Comment 3:    But the editor must confess that the emphasis on the existence of a percentage rent clause as the basis for an implied operating covenant is somewhat misplaced.  A careful study of the cases, which the editor has undertaken, has convinced him that the real bone of contention in most cases involving implied operating covenants is in fact the question of the tenant’s continued presence, not the tenant’s continued generation of percentage rents.  In fact, in a few cases, the courts anomalously have based the finding of the operating covenant on the existence of the percentage rent clause, and then have awarded damages based upon diminution in the value of the center.  See, e.g., BVT Lebanon Shopping Ctr., Ltd. V. WalMart Stores, Inc., 48 S.W.2d 132 (Tenn. 2001).  (A decision the editor views as perfectly awful - holding, similar to Olympus that even an absolute right to assign had to be exercised - by implication -  in a way to generate percentage rents at the level “intended” under the original deal.)

In this case, although there was no percentage rent clause, the landlord virtually gave away the land by agreeing to a sixty five year term with no escalators at a relatively small rent.  Obviously it expected something from that.  This argument is very similar to those cases in which the tenant is given a favorable base rent with a percentage understanding.  Of course, the landlord expects something from it.  But this doesn’t mean that what the landlord expects should be turned into a contract obligation of the tenant when the landlord was unable to secure such a promise to begin with. 

Comment 4: The “good faith and fair dealing” argument is more insidious for tenants.  Does it mean, really, that the tenant has to make its business decisions with any business player in mind than itself?  Is this really how our market system is intended to work?  Here’s some useful language from the court on this issue.  (Useful for tenants, anyway):

Although we acknowledge the "dog in the manger" position that Albertsons has taken, we cannot conclude that the parties' agreement warrants finding for Oakwood.
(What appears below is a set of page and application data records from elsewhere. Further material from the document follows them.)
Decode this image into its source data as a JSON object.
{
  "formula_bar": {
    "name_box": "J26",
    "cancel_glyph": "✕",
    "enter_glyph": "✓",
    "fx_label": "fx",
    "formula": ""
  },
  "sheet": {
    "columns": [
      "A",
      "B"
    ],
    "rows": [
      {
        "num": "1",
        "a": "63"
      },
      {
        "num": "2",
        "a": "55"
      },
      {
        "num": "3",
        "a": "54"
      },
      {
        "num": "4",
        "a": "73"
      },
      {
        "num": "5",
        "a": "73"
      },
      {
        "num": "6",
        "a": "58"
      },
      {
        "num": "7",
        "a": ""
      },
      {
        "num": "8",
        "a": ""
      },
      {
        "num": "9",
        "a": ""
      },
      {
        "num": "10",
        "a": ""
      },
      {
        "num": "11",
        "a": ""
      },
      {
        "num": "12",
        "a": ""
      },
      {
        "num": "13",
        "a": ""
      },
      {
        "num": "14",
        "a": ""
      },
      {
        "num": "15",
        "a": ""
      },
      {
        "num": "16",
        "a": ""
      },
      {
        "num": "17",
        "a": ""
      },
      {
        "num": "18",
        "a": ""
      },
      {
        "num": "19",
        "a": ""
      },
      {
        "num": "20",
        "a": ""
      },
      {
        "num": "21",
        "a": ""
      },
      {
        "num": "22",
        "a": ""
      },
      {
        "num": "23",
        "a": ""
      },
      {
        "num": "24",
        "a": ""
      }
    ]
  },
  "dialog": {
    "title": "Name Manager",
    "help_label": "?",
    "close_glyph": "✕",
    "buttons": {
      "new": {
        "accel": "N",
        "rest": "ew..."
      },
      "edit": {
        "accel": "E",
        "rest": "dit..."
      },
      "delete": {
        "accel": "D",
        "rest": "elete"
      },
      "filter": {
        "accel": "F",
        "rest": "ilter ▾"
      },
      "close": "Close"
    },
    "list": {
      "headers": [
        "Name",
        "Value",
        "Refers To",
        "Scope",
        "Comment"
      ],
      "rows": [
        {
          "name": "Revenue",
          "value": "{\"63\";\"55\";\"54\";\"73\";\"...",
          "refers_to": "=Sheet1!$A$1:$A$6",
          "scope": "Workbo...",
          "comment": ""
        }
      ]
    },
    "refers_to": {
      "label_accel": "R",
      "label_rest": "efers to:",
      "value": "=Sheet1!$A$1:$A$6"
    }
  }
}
What Albertsons did may not have been nice, but its conduct in vacating the leased premises while continuing to pay rent in order to restrict competition with its new store was not unlawful under the lease.”